ACTION ITEM:
Please find all lines in the data that hold the string "content" and copy them.

ENTRIES PROVIDED:
────────
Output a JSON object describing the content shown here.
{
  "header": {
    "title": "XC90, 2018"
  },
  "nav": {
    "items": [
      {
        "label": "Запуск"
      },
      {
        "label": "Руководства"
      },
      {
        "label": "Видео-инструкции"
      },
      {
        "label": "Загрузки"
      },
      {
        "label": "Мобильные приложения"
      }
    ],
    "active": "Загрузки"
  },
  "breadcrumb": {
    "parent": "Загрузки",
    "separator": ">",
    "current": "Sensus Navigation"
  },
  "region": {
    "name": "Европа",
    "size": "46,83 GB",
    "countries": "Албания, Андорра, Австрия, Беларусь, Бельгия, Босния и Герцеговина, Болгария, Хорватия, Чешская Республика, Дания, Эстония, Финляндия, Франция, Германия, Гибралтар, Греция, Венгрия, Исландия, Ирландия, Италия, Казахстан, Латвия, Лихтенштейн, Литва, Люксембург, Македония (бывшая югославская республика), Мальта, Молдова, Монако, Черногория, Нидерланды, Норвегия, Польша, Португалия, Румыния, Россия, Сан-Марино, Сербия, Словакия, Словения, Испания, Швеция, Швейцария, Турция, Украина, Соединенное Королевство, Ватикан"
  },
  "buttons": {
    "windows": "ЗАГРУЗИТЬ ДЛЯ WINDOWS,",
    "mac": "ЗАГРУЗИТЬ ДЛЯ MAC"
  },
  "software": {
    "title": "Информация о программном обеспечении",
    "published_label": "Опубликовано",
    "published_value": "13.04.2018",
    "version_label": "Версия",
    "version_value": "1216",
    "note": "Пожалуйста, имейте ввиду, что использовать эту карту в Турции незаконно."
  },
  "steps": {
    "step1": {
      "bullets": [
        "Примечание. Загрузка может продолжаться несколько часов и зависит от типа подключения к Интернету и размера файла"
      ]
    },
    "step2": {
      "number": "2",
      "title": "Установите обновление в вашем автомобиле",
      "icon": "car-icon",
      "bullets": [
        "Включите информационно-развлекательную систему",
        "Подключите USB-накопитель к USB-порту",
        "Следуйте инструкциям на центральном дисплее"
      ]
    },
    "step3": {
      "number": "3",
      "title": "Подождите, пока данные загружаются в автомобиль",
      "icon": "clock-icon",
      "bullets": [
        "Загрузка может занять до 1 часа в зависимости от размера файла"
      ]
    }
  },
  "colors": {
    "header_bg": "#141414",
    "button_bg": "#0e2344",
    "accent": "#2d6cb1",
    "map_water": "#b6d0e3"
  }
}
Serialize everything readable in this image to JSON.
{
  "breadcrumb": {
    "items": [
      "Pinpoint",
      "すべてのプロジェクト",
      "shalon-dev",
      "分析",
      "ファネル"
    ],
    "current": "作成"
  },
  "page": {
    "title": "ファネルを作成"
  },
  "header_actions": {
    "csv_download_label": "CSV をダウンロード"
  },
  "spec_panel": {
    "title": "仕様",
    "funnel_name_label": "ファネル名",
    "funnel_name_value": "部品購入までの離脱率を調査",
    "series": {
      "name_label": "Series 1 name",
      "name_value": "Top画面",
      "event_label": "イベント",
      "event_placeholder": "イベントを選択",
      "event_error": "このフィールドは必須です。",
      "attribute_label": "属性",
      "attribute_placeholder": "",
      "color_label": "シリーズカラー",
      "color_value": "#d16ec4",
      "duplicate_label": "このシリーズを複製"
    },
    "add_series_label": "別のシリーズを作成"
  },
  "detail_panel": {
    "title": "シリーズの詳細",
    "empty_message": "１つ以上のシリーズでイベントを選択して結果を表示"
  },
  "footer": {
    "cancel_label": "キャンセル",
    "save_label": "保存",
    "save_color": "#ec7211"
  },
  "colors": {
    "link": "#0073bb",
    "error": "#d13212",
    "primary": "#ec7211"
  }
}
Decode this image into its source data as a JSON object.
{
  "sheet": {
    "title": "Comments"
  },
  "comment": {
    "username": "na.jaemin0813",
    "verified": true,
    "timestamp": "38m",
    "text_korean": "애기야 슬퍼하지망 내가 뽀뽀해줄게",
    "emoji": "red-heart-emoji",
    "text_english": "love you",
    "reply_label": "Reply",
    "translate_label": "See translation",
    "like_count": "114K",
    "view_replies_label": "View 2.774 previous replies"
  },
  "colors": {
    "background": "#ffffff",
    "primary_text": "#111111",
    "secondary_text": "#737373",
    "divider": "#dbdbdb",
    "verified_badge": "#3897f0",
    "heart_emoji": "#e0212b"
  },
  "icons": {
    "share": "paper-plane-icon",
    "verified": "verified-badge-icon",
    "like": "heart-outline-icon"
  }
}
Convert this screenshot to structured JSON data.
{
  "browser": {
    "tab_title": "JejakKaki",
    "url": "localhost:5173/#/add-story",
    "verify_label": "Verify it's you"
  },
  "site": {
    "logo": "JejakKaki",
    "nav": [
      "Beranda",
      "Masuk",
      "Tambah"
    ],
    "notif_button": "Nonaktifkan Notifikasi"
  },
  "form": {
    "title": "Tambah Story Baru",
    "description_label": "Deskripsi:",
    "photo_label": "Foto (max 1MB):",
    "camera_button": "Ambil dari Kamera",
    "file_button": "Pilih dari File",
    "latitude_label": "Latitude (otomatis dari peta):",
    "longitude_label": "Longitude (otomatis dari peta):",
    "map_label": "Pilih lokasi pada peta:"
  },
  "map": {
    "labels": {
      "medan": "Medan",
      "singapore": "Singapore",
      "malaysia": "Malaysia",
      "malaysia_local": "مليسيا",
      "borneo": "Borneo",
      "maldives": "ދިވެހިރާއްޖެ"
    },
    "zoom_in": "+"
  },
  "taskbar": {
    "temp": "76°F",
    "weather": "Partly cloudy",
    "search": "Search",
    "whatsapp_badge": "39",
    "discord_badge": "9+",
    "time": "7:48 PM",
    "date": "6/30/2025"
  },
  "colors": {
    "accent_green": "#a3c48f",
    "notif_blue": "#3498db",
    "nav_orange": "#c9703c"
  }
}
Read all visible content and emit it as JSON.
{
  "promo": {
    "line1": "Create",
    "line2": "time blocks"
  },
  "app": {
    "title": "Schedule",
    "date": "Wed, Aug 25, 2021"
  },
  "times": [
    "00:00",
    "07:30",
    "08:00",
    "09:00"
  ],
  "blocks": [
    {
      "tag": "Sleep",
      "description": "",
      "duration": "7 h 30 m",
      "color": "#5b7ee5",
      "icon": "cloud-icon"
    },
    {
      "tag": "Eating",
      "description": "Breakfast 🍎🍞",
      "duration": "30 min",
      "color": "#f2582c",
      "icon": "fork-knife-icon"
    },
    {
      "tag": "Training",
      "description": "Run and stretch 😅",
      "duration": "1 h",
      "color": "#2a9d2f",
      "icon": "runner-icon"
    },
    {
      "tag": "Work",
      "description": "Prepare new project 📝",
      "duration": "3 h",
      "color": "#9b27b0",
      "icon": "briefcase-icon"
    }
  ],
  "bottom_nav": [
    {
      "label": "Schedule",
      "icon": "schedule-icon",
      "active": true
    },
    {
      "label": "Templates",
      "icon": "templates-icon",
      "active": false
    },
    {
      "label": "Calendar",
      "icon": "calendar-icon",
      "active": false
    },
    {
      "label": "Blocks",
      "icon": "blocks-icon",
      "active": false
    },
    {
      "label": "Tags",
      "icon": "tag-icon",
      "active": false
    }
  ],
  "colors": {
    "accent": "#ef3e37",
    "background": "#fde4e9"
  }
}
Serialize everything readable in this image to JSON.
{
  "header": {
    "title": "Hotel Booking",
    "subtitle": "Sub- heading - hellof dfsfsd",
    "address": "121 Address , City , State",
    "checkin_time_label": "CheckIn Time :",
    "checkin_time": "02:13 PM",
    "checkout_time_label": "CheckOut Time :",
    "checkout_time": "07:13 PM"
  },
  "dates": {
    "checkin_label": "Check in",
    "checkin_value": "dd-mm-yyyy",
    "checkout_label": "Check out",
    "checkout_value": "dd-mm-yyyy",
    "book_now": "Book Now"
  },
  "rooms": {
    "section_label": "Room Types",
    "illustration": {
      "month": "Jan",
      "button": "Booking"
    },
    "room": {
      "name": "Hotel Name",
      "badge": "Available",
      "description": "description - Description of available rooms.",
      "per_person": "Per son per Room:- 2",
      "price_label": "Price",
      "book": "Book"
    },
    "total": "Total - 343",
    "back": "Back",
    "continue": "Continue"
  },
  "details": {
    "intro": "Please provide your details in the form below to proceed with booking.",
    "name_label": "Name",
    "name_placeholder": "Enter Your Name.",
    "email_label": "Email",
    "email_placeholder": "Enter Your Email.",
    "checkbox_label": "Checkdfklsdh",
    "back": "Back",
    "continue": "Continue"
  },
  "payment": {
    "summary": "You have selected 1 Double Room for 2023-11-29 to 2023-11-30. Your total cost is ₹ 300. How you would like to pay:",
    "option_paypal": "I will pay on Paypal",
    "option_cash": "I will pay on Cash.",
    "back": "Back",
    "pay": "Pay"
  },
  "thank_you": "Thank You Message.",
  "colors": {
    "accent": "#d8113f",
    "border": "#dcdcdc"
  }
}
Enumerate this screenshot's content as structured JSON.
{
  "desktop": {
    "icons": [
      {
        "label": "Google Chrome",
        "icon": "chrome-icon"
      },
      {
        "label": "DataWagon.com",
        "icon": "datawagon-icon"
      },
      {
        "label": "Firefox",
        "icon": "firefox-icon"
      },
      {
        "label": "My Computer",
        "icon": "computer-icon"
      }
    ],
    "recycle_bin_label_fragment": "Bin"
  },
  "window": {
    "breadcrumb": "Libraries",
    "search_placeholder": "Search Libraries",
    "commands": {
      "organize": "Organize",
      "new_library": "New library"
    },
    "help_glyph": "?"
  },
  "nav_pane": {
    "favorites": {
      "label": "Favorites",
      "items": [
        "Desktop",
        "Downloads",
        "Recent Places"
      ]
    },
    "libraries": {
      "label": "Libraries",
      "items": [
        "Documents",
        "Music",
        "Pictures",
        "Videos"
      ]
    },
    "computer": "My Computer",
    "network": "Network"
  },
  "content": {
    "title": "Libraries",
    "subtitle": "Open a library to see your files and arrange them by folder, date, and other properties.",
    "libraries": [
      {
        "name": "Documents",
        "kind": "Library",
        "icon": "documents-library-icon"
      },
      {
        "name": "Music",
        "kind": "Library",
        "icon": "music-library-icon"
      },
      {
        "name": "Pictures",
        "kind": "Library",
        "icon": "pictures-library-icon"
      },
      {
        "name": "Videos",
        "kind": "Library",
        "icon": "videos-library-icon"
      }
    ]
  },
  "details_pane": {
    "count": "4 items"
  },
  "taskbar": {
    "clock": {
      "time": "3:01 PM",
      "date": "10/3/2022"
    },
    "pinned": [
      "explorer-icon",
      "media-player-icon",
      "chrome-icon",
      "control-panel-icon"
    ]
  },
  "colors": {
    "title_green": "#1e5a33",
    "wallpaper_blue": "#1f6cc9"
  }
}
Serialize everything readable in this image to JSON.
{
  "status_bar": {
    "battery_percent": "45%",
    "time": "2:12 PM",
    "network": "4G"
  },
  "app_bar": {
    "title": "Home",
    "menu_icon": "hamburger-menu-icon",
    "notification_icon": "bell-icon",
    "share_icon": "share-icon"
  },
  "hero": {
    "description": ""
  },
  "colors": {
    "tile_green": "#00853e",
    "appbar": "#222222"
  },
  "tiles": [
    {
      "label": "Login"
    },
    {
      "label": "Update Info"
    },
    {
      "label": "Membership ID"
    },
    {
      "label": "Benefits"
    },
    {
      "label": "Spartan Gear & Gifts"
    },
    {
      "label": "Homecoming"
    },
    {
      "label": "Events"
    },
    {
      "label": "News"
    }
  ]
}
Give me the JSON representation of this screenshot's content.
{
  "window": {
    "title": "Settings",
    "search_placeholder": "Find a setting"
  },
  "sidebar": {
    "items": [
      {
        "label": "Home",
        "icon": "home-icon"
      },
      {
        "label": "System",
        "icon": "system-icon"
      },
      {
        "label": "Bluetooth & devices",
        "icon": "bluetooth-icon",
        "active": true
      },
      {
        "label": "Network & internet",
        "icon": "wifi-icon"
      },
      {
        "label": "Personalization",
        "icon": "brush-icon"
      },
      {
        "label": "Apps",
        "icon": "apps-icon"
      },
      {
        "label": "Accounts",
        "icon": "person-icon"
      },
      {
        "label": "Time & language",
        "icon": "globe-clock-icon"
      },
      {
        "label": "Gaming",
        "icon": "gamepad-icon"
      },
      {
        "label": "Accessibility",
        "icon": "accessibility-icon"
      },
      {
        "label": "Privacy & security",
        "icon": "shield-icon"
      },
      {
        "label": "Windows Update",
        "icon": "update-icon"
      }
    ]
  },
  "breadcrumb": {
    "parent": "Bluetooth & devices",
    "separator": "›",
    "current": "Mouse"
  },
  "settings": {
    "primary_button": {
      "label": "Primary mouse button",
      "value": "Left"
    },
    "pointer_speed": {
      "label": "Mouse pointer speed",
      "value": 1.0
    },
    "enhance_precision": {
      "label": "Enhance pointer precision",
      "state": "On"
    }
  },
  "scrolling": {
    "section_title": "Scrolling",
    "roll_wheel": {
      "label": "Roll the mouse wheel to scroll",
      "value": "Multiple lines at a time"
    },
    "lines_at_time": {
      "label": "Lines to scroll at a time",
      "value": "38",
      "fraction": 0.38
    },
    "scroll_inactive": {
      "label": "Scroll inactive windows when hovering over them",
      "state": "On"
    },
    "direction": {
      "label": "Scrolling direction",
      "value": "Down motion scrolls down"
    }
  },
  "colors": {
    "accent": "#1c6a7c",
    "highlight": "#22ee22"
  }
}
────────
TASK ANSWER:
Output a JSON object describing the content shown here.
Read all visible content and emit it as JSON.
Enumerate this screenshot's content as structured JSON.
  "content": {
Give me the JSON representation of this screenshot's content.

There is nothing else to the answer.